Give it to me I’m worth it…. These words repeat in our heads as we shop the sale racks at Old Navy.
Give it to me I’m worth it...The anthem rings as we fill our grocery cart with ramen.
Give it to me I’m worth it…. We say to ourselves as we get credit card offers after credit card offers with rates that will surely ruin us.
Give it to me I’m worth it… We spend our free time watching beauty gurus making money off our insecurities.
Give it to me I’m worth it... Without our parents, we’d have to choose between loan repayment and rent.
Give it to me I’m worth it… As we work in the service industry while our degrees are for corporate careers.
Give it to me I’m worth it...As we pay our dues (debts) while we pay our dues (being young in the workforce) while we pay our dues (poverty) for paying our dues (debt).
Give it to me I’m worth it… We finally get a 401(k) and pay all our money into it, just to know that we’ll never get it back.
Give it to me I’m worth it... All day we see social media influencers, beautiful, fit, rich not knowing all the filters and fillers and assistants it took to produce that image.
Give it to me I’m worth it... We have 500+ connections on LinkedIn but no one to hang out with on Saturday night.
Give it to me I’m worth it...We are the generation that is most aware of the necessity of therapy and least capable of affording it.
I know I lost half on you in the midst of the above. It’s easy to say Millennials and Gen X are whiny and lazy. Yesterday I worked 15 hours on a Saturday. Most of my peers work incredibly hard and still can’t afford the lives that their parents and grandparents lead.
There is an immense amount of stress and pressure being a teenager or young adult right now. We were raised under the impression that if you work hard, get good grades, and make good choices, you will earn a certain amount of success and sustainability. But somewhere in the last decade the rules changed.
Now, it is not enough to work hard. You have to work harder than everyone around you. You can’t just go to college and get a job. You need at least a Master's to do most “9:00-5:00’s.”
You can’t work during college to cover the cost of tuition. Even with scholarships, grants, etc., you’re still going to come out with more debt than the annual salary of someone who will be your manager.
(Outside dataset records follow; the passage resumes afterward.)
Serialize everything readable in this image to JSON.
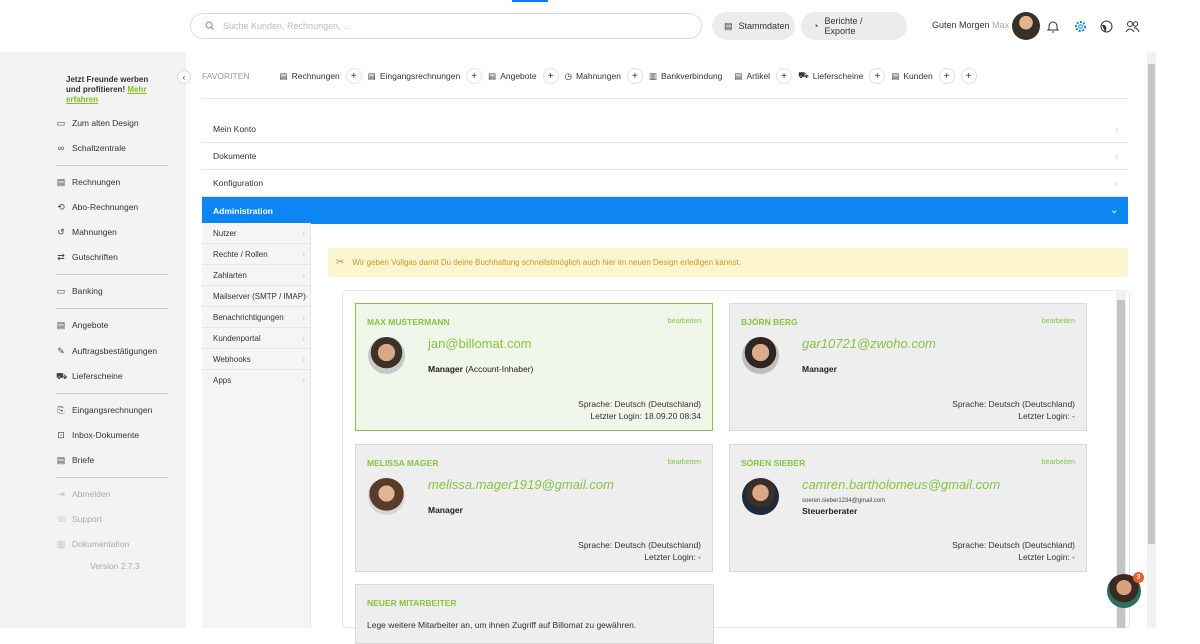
{
  "header": {
    "search_placeholder": "Suche Kunden, Rechnungen, ...",
    "stammdaten": "Stammdaten",
    "berichte": "Berichte / Exporte",
    "greeting": "Guten Morgen",
    "greeting_name": "Max"
  },
  "sidebar": {
    "promo_text": "Jetzt Freunde werben und profitieren!",
    "promo_link": "Mehr erfahren",
    "items": [
      {
        "label": "Zum alten Design",
        "icon": "monitor-icon"
      },
      {
        "label": "Schaltzentrale",
        "icon": "glasses-icon"
      },
      {
        "label": "Rechnungen",
        "icon": "document-icon"
      },
      {
        "label": "Abo-Rechnungen",
        "icon": "repeat-icon"
      },
      {
        "label": "Mahnungen",
        "icon": "history-icon"
      },
      {
        "label": "Gutschriften",
        "icon": "swap-icon"
      },
      {
        "label": "Banking",
        "icon": "card-icon"
      },
      {
        "label": "Angebote",
        "icon": "document-icon"
      },
      {
        "label": "Auftragsbestätigungen",
        "icon": "edit-icon"
      },
      {
        "label": "Lieferscheine",
        "icon": "truck-icon"
      },
      {
        "label": "Eingangsrechnungen",
        "icon": "inbox-document-icon"
      },
      {
        "label": "Inbox-Dokumente",
        "icon": "inbox-icon"
      },
      {
        "label": "Briefe",
        "icon": "document-icon"
      },
      {
        "label": "Abmelden",
        "icon": "logout-icon"
      },
      {
        "label": "Support",
        "icon": "support-icon"
      },
      {
        "label": "Dokumentation",
        "icon": "book-icon"
      }
    ],
    "version": "Version 2.7.3"
  },
  "favorites": {
    "label": "FAVORITEN",
    "items": [
      "Rechnungen",
      "Eingangsrechnungen",
      "Angebote",
      "Mahnungen",
      "Bankverbindung",
      "Artikel",
      "Lieferscheine",
      "Kunden"
    ]
  },
  "accordion": {
    "mein_konto": "Mein Konto",
    "dokumente": "Dokumente",
    "konfiguration": "Konfiguration",
    "administration": "Administration"
  },
  "submenu": [
    "Nutzer",
    "Rechte / Rollen",
    "Zahlarten",
    "Mailserver (SMTP / IMAP)",
    "Benachrichtigungen",
    "Kundenportal",
    "Webhooks",
    "Apps"
  ],
  "banner": "Wir geben Vollgas damit Du deine Buchhaltung schnellstmöglich auch hier im neuen Design erledigen kannst.",
  "users": [
    {
      "name": "MAX MUSTERMANN",
      "edit": "bearbeiten",
      "email": "jan@billomat.com",
      "secondary": "",
      "role": "Manager",
      "role_extra": "(Account-Inhaber)",
      "language": "Sprache: Deutsch (Deutschland)",
      "login": "Letzter Login: 18.09.20 08:34"
    },
    {
      "name": "BJÖRN BERG",
      "edit": "bearbeiten",
      "email": "gar10721@zwoho.com",
      "secondary": "",
      "role": "Manager",
      "role_extra": "",
      "language": "Sprache: Deutsch (Deutschland)",
      "login": "Letzter Login: -"
    },
    {
      "name": "MELISSA MAGER",
      "edit": "bearbeiten",
      "email": "melissa.mager1919@gmail.com",
      "secondary": "",
      "role": "Manager",
      "role_extra": "",
      "language": "Sprache: Deutsch (Deutschland)",
      "login": "Letzter Login: -"
    },
    {
      "name": "SÖREN SIEBER",
      "edit": "bearbeiten",
      "email": "camren.bartholomeus@gmail.com",
      "secondary": "soeren.sieber1234@gmail.com",
      "role": "Steuerberater",
      "role_extra": "",
      "language": "Sprache: Deutsch (Deutschland)",
      "login": "Letzter Login: -"
    }
  ],
  "new_employee": {
    "title": "NEUER MITARBEITER",
    "text": "Lege weitere Mitarbeiter an, um ihnen Zugriff auf Billomat zu gewähren."
  },
  "chat_badge": "3",
  "colors": {
    "accent": "#0b86f3",
    "green": "#86c442",
    "banner": "#fdf5cf"
  }
}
Aside from economical examples, this generation faces tremendous pressure to be beautiful by society’s standards. Parents of teenage girls, I would encourage you one time to just scroll through your daughter’s Instagram timeline. Notice the amount of weight loss products, makeup, acne treatments, and even plastic surgeries advertised to her between pictures of her friends and celebrities she follows. Notice the celebrities she follows are also pushing these products.
Everywhere around them, youth are being told, “You’re not good enough, but this product will help you.” Unrealistic goals are set for them in all areas of their lives, and when they cannot reach these goals, they end up feeling worthless. Our society creates a tangible measurement of worth through followers, likes, retweets, shares. Never before have humans been constantly evaluated in front of their peers in such a public facing way.
Unfortunately, I don’t have a solution to this problem. What I can say is, parents be patient with your children. You don’t understand the pressures they face in this world because you didn’t have to grow up in it. Kids, try to separate these pressures from your self-worth. If you are chasing society’s conception of perfection, you will never be happy. You have to find ways to see the worth that does already exist inside you. And to both parties, don’t be afraid to reach out for help. Seek advice, learn, grow, change, be understanding and compassionate, and if you ever feel worthless and helpless, talk to someone about it. It takes support to combat feelings of worthlessness. Lean on those in your life to build you up and remind you that you are worth it.